═══ Material for this exercise
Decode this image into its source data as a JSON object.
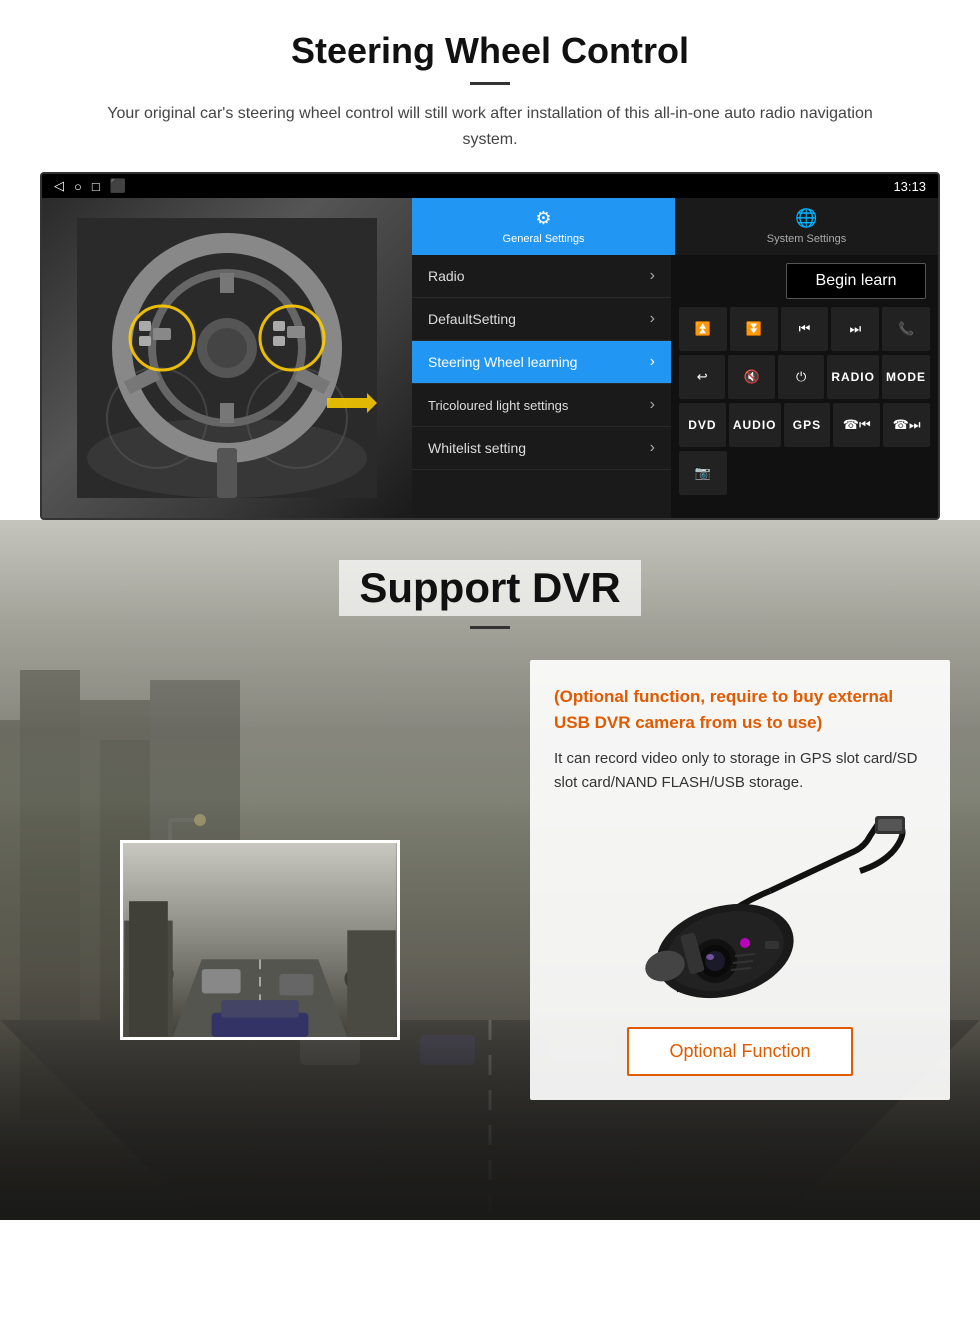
{
  "steering_section": {
    "title": "Steering Wheel Control",
    "subtitle": "Your original car's steering wheel control will still work after installation of this all-in-one auto radio navigation system.",
    "statusbar": {
      "time": "13:13",
      "icons": [
        "◁",
        "○",
        "□",
        "⬛"
      ]
    },
    "tabs": [
      {
        "label": "General Settings",
        "icon": "⚙",
        "active": true
      },
      {
        "label": "System Settings",
        "icon": "🌐",
        "active": false
      }
    ],
    "menu_items": [
      {
        "label": "Radio",
        "active": false
      },
      {
        "label": "DefaultSetting",
        "active": false
      },
      {
        "label": "Steering Wheel learning",
        "active": true
      },
      {
        "label": "Tricoloured light settings",
        "active": false
      },
      {
        "label": "Whitelist setting",
        "active": false
      }
    ],
    "begin_learn_label": "Begin learn",
    "control_buttons": [
      {
        "label": "⏮+",
        "row": 1
      },
      {
        "label": "⏮-",
        "row": 1
      },
      {
        "label": "⏮",
        "row": 1
      },
      {
        "label": "⏭",
        "row": 1
      },
      {
        "label": "📞",
        "row": 1
      },
      {
        "label": "↩",
        "row": 2
      },
      {
        "label": "🔇",
        "row": 2
      },
      {
        "label": "⏻",
        "row": 2
      },
      {
        "label": "RADIO",
        "row": 2
      },
      {
        "label": "MODE",
        "row": 2
      },
      {
        "label": "DVD",
        "row": 3
      },
      {
        "label": "AUDIO",
        "row": 3
      },
      {
        "label": "GPS",
        "row": 3
      },
      {
        "label": "⏮",
        "row": 3
      },
      {
        "label": "⏭",
        "row": 3
      },
      {
        "label": "📷",
        "row": 4
      }
    ]
  },
  "dvr_section": {
    "title": "Support DVR",
    "card_title": "(Optional function, require to buy external USB DVR camera from us to use)",
    "card_text": "It can record video only to storage in GPS slot card/SD slot card/NAND FLASH/USB storage.",
    "optional_function_label": "Optional Function"
  }
}
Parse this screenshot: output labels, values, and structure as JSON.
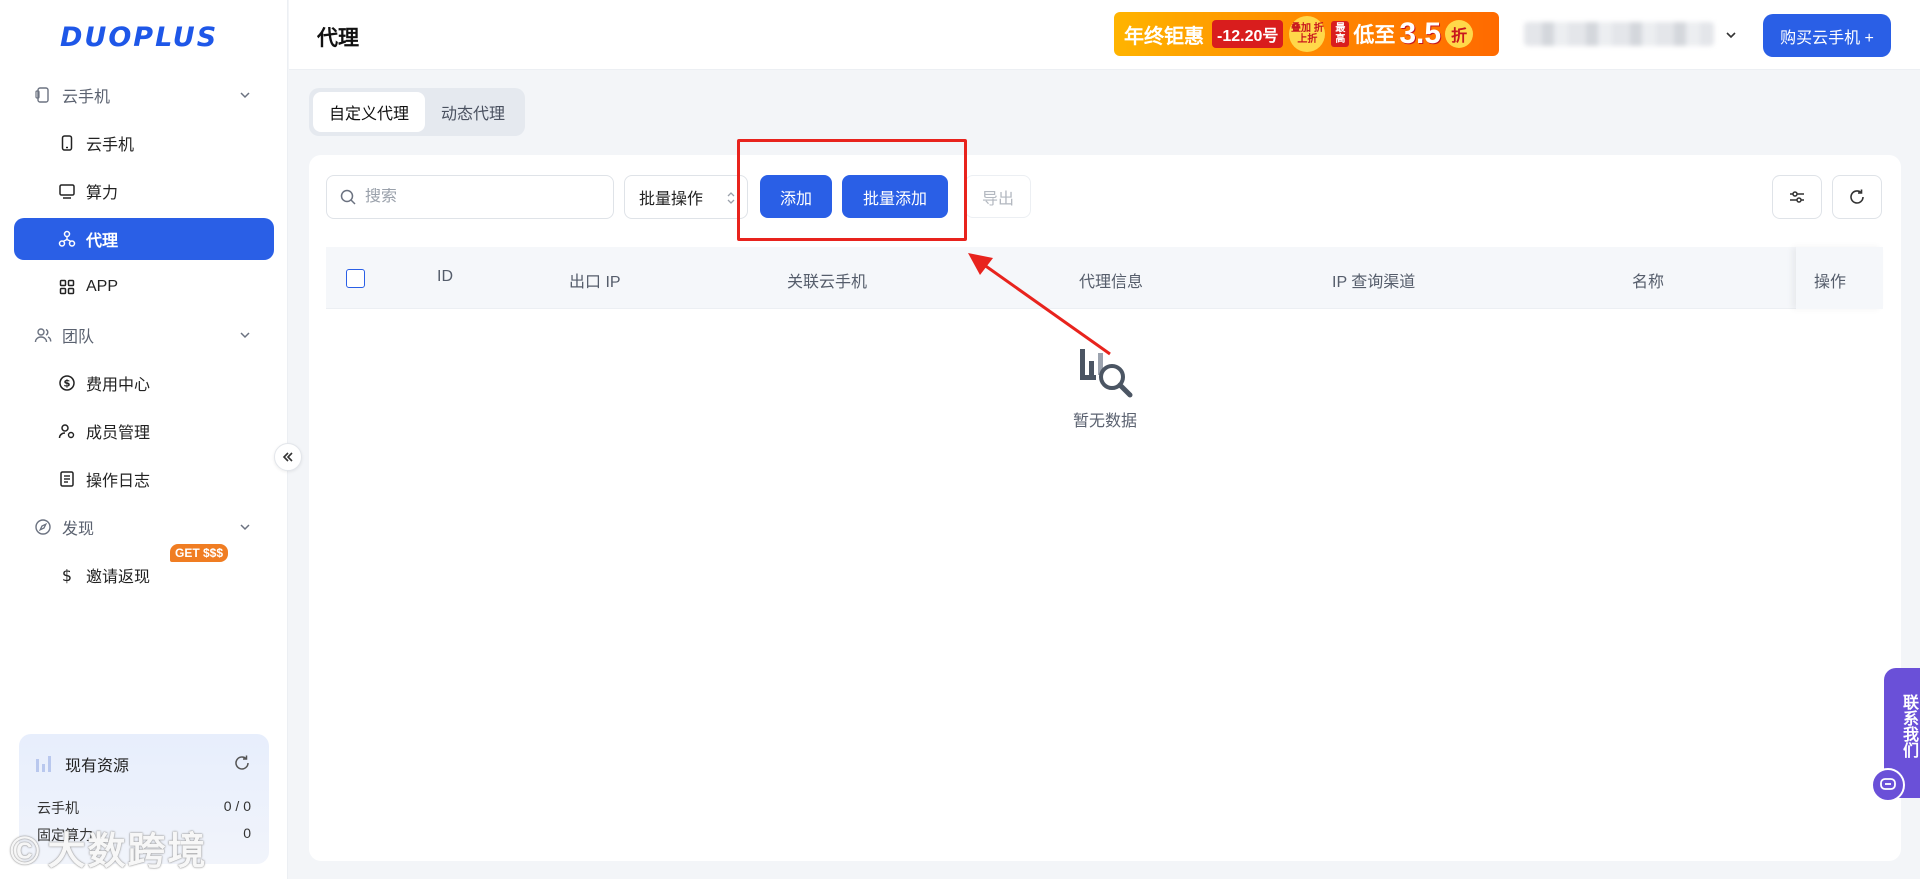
{
  "app": {
    "logo": "DUOPLUS"
  },
  "sidebar": {
    "groups": [
      {
        "label": "云手机",
        "icon": "phone-outline-icon"
      },
      {
        "label": "团队",
        "icon": "users-icon"
      },
      {
        "label": "发现",
        "icon": "compass-icon"
      }
    ],
    "items": [
      {
        "label": "云手机",
        "icon": "phone-icon"
      },
      {
        "label": "算力",
        "icon": "monitor-icon"
      },
      {
        "label": "代理",
        "icon": "network-icon",
        "active": true
      },
      {
        "label": "APP",
        "icon": "apps-grid-icon"
      },
      {
        "label": "费用中心",
        "icon": "dollar-circle-icon"
      },
      {
        "label": "成员管理",
        "icon": "member-icon"
      },
      {
        "label": "操作日志",
        "icon": "log-icon"
      },
      {
        "label": "邀请返现",
        "icon": "dollar-icon",
        "badge": "GET $$$"
      }
    ],
    "resources": {
      "title": "现有资源",
      "rows": [
        {
          "label": "云手机",
          "value": "0 / 0"
        },
        {
          "label": "固定算力",
          "value": "0"
        }
      ]
    },
    "watermark": "大数跨境"
  },
  "header": {
    "title": "代理",
    "promo": {
      "text1": "年终钜惠",
      "date": "-12.20号",
      "stack": "叠加 折上折",
      "highest": "最高",
      "low": "低至",
      "number": "3.5",
      "zhe": "折"
    },
    "buy_button": "购买云手机 +"
  },
  "tabs": [
    {
      "label": "自定义代理",
      "active": true
    },
    {
      "label": "动态代理",
      "active": false
    }
  ],
  "toolbar": {
    "search_placeholder": "搜索",
    "batch_ops": "批量操作",
    "add": "添加",
    "batch_add": "批量添加",
    "export": "导出"
  },
  "table": {
    "columns": [
      "ID",
      "出口 IP",
      "关联云手机",
      "代理信息",
      "IP 查询渠道",
      "名称",
      "操作"
    ],
    "rows": [],
    "empty_text": "暂无数据"
  },
  "contact": {
    "label": "联系我们"
  },
  "colors": {
    "primary": "#2a5fe6",
    "highlight": "#e8231d",
    "contact": "#6a50d8"
  }
}
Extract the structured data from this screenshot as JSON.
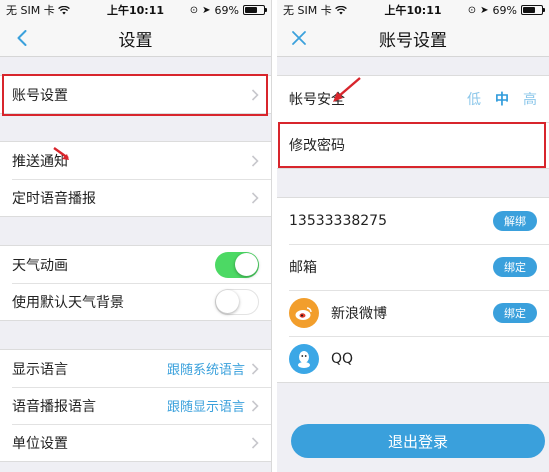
{
  "status_bar": {
    "carrier": "无 SIM 卡",
    "time": "上午10:11",
    "battery": "69%",
    "battery_level": 0.69
  },
  "left_screen": {
    "nav": {
      "title": "设置",
      "back_icon": "chevron-left-icon"
    },
    "groups": [
      {
        "rows": [
          {
            "label": "账号设置"
          }
        ]
      },
      {
        "rows": [
          {
            "label": "推送通知"
          },
          {
            "label": "定时语音播报"
          }
        ]
      },
      {
        "rows": [
          {
            "label": "天气动画",
            "toggle": "on"
          },
          {
            "label": "使用默认天气背景",
            "toggle": "off"
          }
        ]
      },
      {
        "rows": [
          {
            "label": "显示语言",
            "value": "跟随系统语言"
          },
          {
            "label": "语音播报语言",
            "value": "跟随显示语言"
          },
          {
            "label": "单位设置"
          }
        ]
      }
    ]
  },
  "right_screen": {
    "nav": {
      "title": "账号设置",
      "close_icon": "close-icon"
    },
    "security": {
      "label": "帐号安全",
      "levels": [
        "低",
        "中",
        "高"
      ],
      "active_level": "中"
    },
    "change_password": {
      "label": "修改密码"
    },
    "accounts": [
      {
        "label": "13533338275",
        "button": "解绑",
        "icon": ""
      },
      {
        "label": "邮箱",
        "button": "绑定",
        "icon": ""
      },
      {
        "label": "新浪微博",
        "button": "绑定",
        "icon": "weibo-icon"
      },
      {
        "label": "QQ",
        "button": "",
        "icon": "qq-icon"
      }
    ],
    "logout_label": "退出登录"
  },
  "colors": {
    "accent": "#3aa0dc",
    "highlight_box": "#d8252c",
    "toggle_on": "#4cd964",
    "background": "#efeff4"
  }
}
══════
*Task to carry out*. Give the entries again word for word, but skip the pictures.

*Exercise solution*.
Decode this image into its source data as a JSON object.
{
  "steering_section": {
    "title": "Steering Wheel Control",
    "subtitle": "Your original car's steering wheel control will still work after installation of this all-in-one auto radio navigation system.",
    "statusbar": {
      "time": "13:13",
      "icons": [
        "◁",
        "○",
        "□",
        "⬛"
      ]
    },
    "tabs": [
      {
        "label": "General Settings",
        "icon": "⚙",
        "active": true
      },
      {
        "label": "System Settings",
        "icon": "🌐",
        "active": false
      }
    ],
    "menu_items": [
      {
        "label": "Radio",
        "active": false
      },
      {
        "label": "DefaultSetting",
        "active": false
      },
      {
        "label": "Steering Wheel learning",
        "active": true
      },
      {
        "label": "Tricoloured light settings",
        "active": false
      },
      {
        "label": "Whitelist setting",
        "active": false
      }
    ],
    "begin_learn_label": "Begin learn",
    "control_buttons": [
      {
        "label": "⏮+",
        "row": 1
      },
      {
        "label": "⏮-",
        "row": 1
      },
      {
        "label": "⏮",
        "row": 1
      },
      {
        "label": "⏭",
        "row": 1
      },
      {
        "label": "📞",
        "row": 1
      },
      {
        "label": "↩",
        "row": 2
      },
      {
        "label": "🔇",
        "row": 2
      },
      {
        "label": "⏻",
        "row": 2
      },
      {
        "label": "RADIO",
        "row": 2
      },
      {
        "label": "MODE",
        "row": 2
      },
      {
        "label": "DVD",
        "row": 3
      },
      {
        "label": "AUDIO",
        "row": 3
      },
      {
        "label": "GPS",
        "row": 3
      },
      {
        "label": "⏮",
        "row": 3
      },
      {
        "label": "⏭",
        "row": 3
      },
      {
        "label": "📷",
        "row": 4
      }
    ]
  },
  "dvr_section": {
    "title": "Support DVR",
    "card_title": "(Optional function, require to buy external USB DVR camera from us to use)",
    "card_text": "It can record video only to storage in GPS slot card/SD slot card/NAND FLASH/USB storage.",
    "optional_function_label": "Optional Function"
  }
}
Parse this screenshot: output labels, values, and structure as JSON.
{
  "app": {
    "logo": "DUOPLUS"
  },
  "sidebar": {
    "groups": [
      {
        "label": "云手机",
        "icon": "phone-outline-icon"
      },
      {
        "label": "团队",
        "icon": "users-icon"
      },
      {
        "label": "发现",
        "icon": "compass-icon"
      }
    ],
    "items": [
      {
        "label": "云手机",
        "icon": "phone-icon"
      },
      {
        "label": "算力",
        "icon": "monitor-icon"
      },
      {
        "label": "代理",
        "icon": "network-icon",
        "active": true
      },
      {
        "label": "APP",
        "icon": "apps-grid-icon"
      },
      {
        "label": "费用中心",
        "icon": "dollar-circle-icon"
      },
      {
        "label": "成员管理",
        "icon": "member-icon"
      },
      {
        "label": "操作日志",
        "icon": "log-icon"
      },
      {
        "label": "邀请返现",
        "icon": "dollar-icon",
        "badge": "GET $$$"
      }
    ],
    "resources": {
      "title": "现有资源",
      "rows": [
        {
          "label": "云手机",
          "value": "0 / 0"
        },
        {
          "label": "固定算力",
          "value": "0"
        }
      ]
    },
    "watermark": "大数跨境"
  },
  "header": {
    "title": "代理",
    "promo": {
      "text1": "年终钜惠",
      "date": "-12.20号",
      "stack": "叠加 折上折",
      "highest": "最高",
      "low": "低至",
      "number": "3.5",
      "zhe": "折"
    },
    "buy_button": "购买云手机 +"
  },
  "tabs": [
    {
      "label": "自定义代理",
      "active": true
    },
    {
      "label": "动态代理",
      "active": false
    }
  ],
  "toolbar": {
    "search_placeholder": "搜索",
    "batch_ops": "批量操作",
    "add": "添加",
    "batch_add": "批量添加",
    "export": "导出"
  },
  "table": {
    "columns": [
      "ID",
      "出口 IP",
      "关联云手机",
      "代理信息",
      "IP 查询渠道",
      "名称",
      "操作"
    ],
    "rows": [],
    "empty_text": "暂无数据"
  },
  "contact": {
    "label": "联系我们"
  },
  "colors": {
    "primary": "#2a5fe6",
    "highlight": "#e8231d",
    "contact": "#6a50d8"
  }
}
Extract the structured data from this screenshot as JSON.
{
  "status_bar": {
    "carrier": "无 SIM 卡",
    "time": "上午10:11",
    "battery": "69%",
    "battery_level": 0.69
  },
  "left_screen": {
    "nav": {
      "title": "设置",
      "back_icon": "chevron-left-icon"
    },
    "groups": [
      {
        "rows": [
          {
            "label": "账号设置"
          }
        ]
      },
      {
        "rows": [
          {
            "label": "推送通知"
          },
          {
            "label": "定时语音播报"
          }
        ]
      },
      {
        "rows": [
          {
            "label": "天气动画",
            "toggle": "on"
          },
          {
            "label": "使用默认天气背景",
            "toggle": "off"
          }
        ]
      },
      {
        "rows": [
          {
            "label": "显示语言",
            "value": "跟随系统语言"
          },
          {
            "label": "语音播报语言",
            "value": "跟随显示语言"
          },
          {
            "label": "单位设置"
          }
        ]
      }
    ]
  },
  "right_screen": {
    "nav": {
      "title": "账号设置",
      "close_icon": "close-icon"
    },
    "security": {
      "label": "帐号安全",
      "levels": [
        "低",
        "中",
        "高"
      ],
      "active_level": "中"
    },
    "change_password": {
      "label": "修改密码"
    },
    "accounts": [
      {
        "label": "13533338275",
        "button": "解绑",
        "icon": ""
      },
      {
        "label": "邮箱",
        "button": "绑定",
        "icon": ""
      },
      {
        "label": "新浪微博",
        "button": "绑定",
        "icon": "weibo-icon"
      },
      {
        "label": "QQ",
        "button": "",
        "icon": "qq-icon"
      }
    ],
    "logout_label": "退出登录"
  },
  "colors": {
    "accent": "#3aa0dc",
    "highlight_box": "#d8252c",
    "toggle_on": "#4cd964",
    "background": "#efeff4"
  }
}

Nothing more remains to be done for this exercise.